Boyce, Brown & Kemp; Boyce, Thomas Amos; Brown, James; Kemp, Alfred

Camden Road, Tunbridge Wells, Kent; wholesale Tunbridge ware manufacturers (fl.1873-1916)

The origins of this partnership are to be found in the business of James Brown snr. who learnt the trade in the workshops of Henry Hollamby of Frant Road, Tunbridge Wells. He started his own business at Violet Place, Camden Road (1862); Goods Station Road (1865); Tunnel Tip (1871) and 9 Mercer Street (1878). His son, James jnr. was apprenticed to Henry Hollamby.  The business was relatively small; in 1871 employing only four men and a girl and was absorbed by the partnership of Boyce, Brown and Kemp.

Thomas Amos Boyce (b.1846-d.1914) was recorded in census as wood turner (1881), joiner (1891) & Tunbridge ware maker (1901 & 1911). James Brown (b.1844-d.1922) was recorded in census 1871-1911 as Tunbridge ware maker. It has not been possible to identify further details for the third partners, Alfred Kemp. Their workshops in Camden Road aimed their manufactures in the main to retail shops in Tunbridge Wells, with direct sales of finer wares forming a small element in their trade, and thus they did not identify most of their productions.

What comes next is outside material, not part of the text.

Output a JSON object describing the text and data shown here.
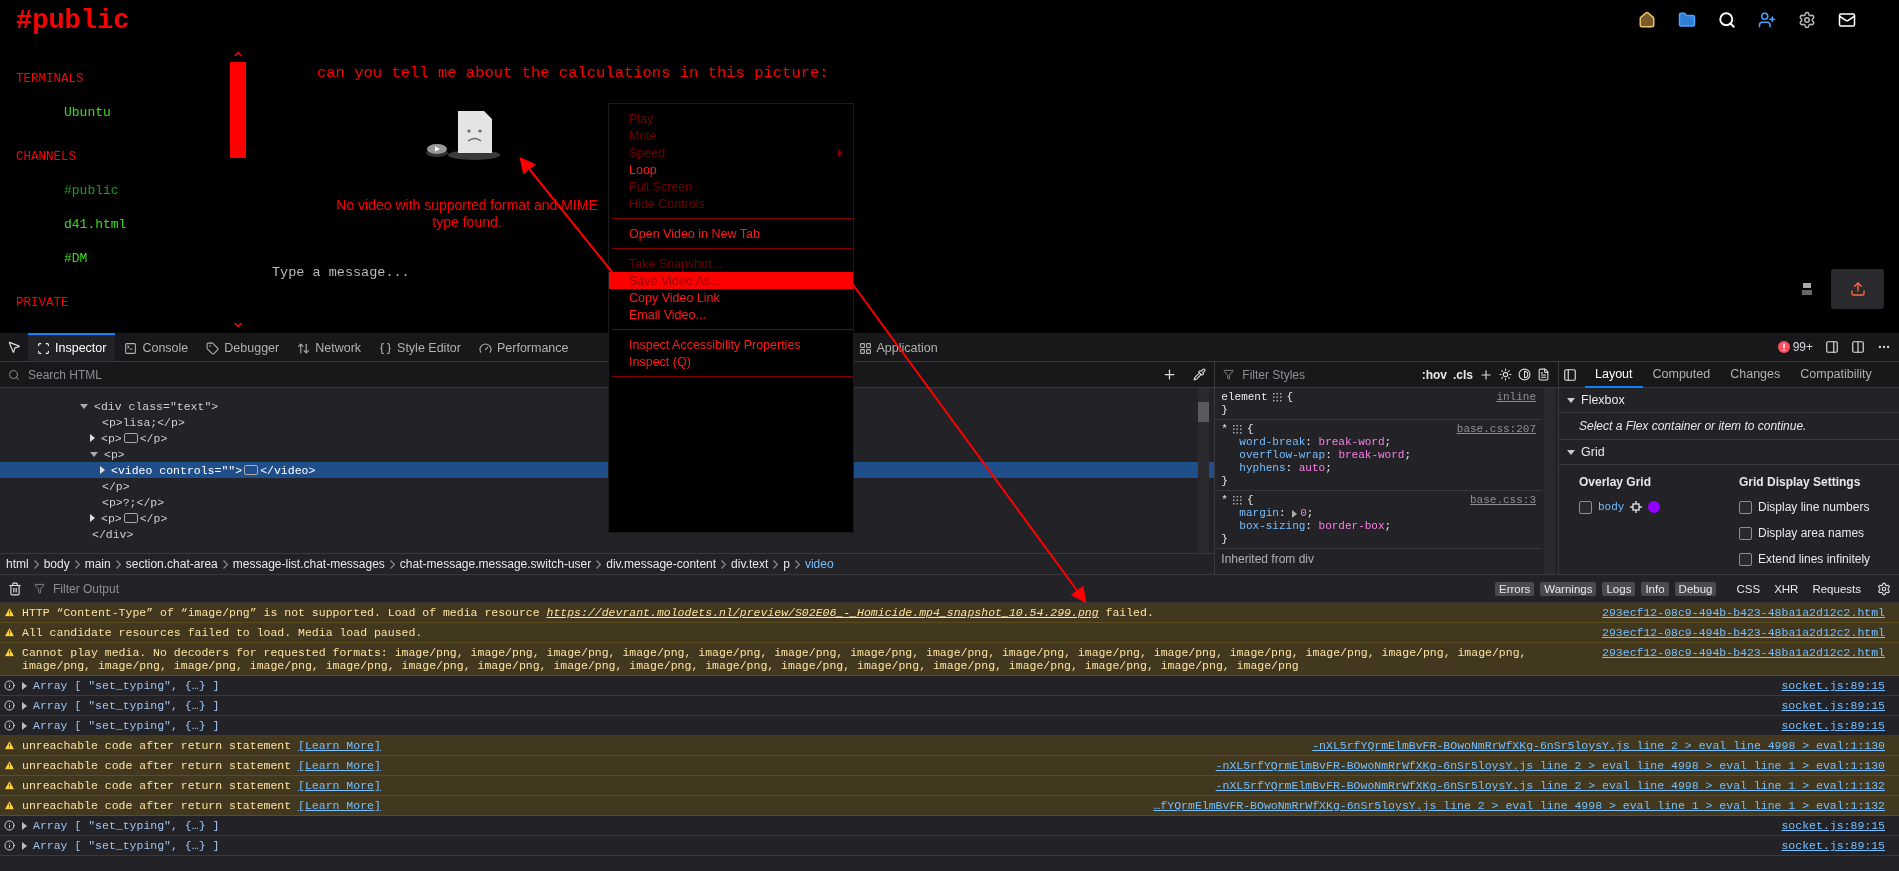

An exception is a cabinet designed for cigar storage, with eight drawers, the top face of each with an oval stamp, applied in magenta, to identify Boyce, Brown and Kemp as the manufacturers. 

The general range of products: glove and handkerchief boxes, tea caddies and chests, pin cushions, paper knives etc., are unlabelled unless the retailer chose to mark them. Many of the Hollamby designs and veneers were used and initially goods were sold to the trade by Hollamby; although it was reported that in February 1890 a visitor to the Camden Road premises were shown mosaic depictions of Eridge Castle, Battle Abbey, Hever Castle, Tonbridge Castle, Penshurst Place and the Pantiles, Tunbridge Wells. 

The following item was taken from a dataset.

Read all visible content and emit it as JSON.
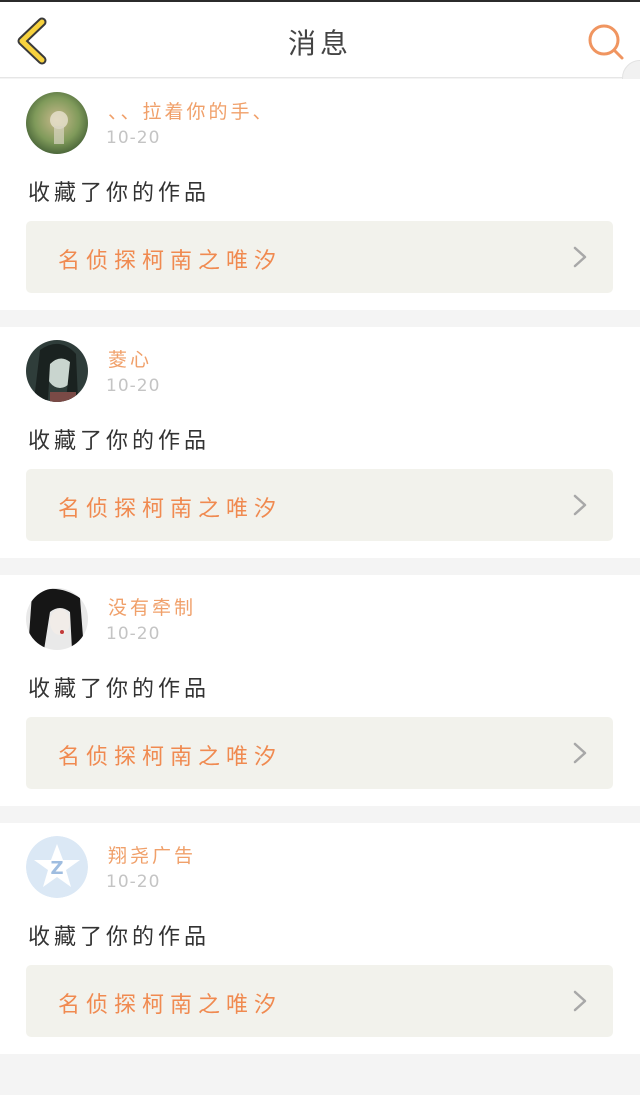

Hollamby’s workshop suffered fire damage in 1891 and Boyce, Brown & Kemp purchased the residual stock. The number of workmen employed in Camden Road was only eleven in 1910 and with the onset of World War I was to fall further. In 1916 the business was taken over by John Thomas Ellis, of Porter’s Bazaar, the Pantiles, who was one of the partnership’s customers and in 1923 by David H. E. King Ltd.                       

Sources: Austen, ‘Tables by Tunbridge Ware Makers’, Furniture History (1997); Austen, Tunbridge Ware (3rd ed., 2001).